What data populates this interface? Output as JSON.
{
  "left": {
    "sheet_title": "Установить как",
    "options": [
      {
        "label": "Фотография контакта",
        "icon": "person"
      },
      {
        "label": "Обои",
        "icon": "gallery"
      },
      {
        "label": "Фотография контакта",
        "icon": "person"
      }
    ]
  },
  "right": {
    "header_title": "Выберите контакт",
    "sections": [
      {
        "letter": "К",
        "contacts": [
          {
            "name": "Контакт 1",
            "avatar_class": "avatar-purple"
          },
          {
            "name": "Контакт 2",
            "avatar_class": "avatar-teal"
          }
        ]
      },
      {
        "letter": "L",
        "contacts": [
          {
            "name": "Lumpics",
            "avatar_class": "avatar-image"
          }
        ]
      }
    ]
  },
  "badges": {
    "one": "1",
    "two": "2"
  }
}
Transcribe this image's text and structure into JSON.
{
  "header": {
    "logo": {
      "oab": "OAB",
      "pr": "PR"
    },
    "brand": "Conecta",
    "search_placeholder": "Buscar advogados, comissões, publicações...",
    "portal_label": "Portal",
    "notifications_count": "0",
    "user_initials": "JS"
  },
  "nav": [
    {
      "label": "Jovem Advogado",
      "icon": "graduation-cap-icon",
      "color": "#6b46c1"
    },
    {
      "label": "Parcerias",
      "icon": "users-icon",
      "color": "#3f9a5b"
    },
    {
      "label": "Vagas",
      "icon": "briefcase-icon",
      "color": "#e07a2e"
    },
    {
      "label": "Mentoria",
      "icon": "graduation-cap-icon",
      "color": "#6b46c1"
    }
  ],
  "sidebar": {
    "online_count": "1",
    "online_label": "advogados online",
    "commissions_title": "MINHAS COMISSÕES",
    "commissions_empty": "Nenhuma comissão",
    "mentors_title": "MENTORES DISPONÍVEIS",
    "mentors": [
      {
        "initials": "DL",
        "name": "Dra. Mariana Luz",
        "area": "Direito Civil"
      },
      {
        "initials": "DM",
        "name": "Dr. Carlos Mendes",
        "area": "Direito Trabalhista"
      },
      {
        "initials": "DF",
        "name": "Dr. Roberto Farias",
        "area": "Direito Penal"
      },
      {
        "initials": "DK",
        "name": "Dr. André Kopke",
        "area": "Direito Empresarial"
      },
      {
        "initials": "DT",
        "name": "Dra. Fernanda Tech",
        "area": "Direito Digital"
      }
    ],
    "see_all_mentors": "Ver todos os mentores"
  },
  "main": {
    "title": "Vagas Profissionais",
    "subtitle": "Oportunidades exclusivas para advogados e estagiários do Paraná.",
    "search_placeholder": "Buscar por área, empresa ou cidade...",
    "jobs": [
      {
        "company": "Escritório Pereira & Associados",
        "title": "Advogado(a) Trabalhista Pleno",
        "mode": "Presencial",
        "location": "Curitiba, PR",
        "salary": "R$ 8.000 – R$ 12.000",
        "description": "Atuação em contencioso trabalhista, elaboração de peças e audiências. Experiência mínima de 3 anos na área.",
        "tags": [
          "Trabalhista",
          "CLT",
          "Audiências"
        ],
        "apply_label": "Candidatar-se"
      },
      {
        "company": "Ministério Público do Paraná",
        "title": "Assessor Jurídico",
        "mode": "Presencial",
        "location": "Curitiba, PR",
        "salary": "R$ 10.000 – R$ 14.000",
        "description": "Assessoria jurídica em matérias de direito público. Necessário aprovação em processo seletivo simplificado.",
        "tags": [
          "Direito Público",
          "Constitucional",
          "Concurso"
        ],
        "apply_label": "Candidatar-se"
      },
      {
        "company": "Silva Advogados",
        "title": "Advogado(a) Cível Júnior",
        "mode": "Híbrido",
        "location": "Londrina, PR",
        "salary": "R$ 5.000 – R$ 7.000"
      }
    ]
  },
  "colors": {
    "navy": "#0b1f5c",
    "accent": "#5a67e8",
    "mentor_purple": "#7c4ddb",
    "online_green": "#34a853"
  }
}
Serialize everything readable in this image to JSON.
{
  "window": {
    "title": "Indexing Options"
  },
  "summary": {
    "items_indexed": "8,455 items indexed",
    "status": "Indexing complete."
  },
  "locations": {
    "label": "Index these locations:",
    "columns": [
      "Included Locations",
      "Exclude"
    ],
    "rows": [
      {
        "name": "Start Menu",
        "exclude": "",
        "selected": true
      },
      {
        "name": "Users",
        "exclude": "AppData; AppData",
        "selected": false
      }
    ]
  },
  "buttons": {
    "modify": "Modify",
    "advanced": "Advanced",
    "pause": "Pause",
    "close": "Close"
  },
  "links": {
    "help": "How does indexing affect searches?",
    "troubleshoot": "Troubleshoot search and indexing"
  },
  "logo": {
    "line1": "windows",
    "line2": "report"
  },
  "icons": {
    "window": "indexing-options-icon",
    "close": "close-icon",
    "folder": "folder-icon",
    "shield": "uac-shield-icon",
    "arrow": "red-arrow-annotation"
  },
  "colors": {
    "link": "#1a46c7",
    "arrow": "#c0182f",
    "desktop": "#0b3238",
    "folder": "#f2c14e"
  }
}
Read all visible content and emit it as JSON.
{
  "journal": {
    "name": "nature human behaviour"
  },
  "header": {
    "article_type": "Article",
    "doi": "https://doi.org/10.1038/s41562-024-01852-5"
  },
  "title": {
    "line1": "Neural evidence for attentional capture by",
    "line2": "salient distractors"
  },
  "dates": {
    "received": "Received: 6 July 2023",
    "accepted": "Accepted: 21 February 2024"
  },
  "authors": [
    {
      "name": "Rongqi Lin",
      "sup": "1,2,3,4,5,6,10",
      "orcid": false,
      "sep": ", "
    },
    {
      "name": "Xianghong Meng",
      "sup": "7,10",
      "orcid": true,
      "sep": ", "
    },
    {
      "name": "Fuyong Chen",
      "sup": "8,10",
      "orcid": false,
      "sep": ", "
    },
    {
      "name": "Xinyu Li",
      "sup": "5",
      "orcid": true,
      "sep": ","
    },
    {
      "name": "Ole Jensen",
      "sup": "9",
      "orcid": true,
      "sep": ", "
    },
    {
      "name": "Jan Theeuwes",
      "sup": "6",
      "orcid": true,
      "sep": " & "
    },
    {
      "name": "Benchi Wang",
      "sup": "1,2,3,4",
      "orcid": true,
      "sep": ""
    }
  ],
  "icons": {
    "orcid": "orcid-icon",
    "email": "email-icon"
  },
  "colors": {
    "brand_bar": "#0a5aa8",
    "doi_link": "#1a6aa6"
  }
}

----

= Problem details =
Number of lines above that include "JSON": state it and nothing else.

= Your response =
4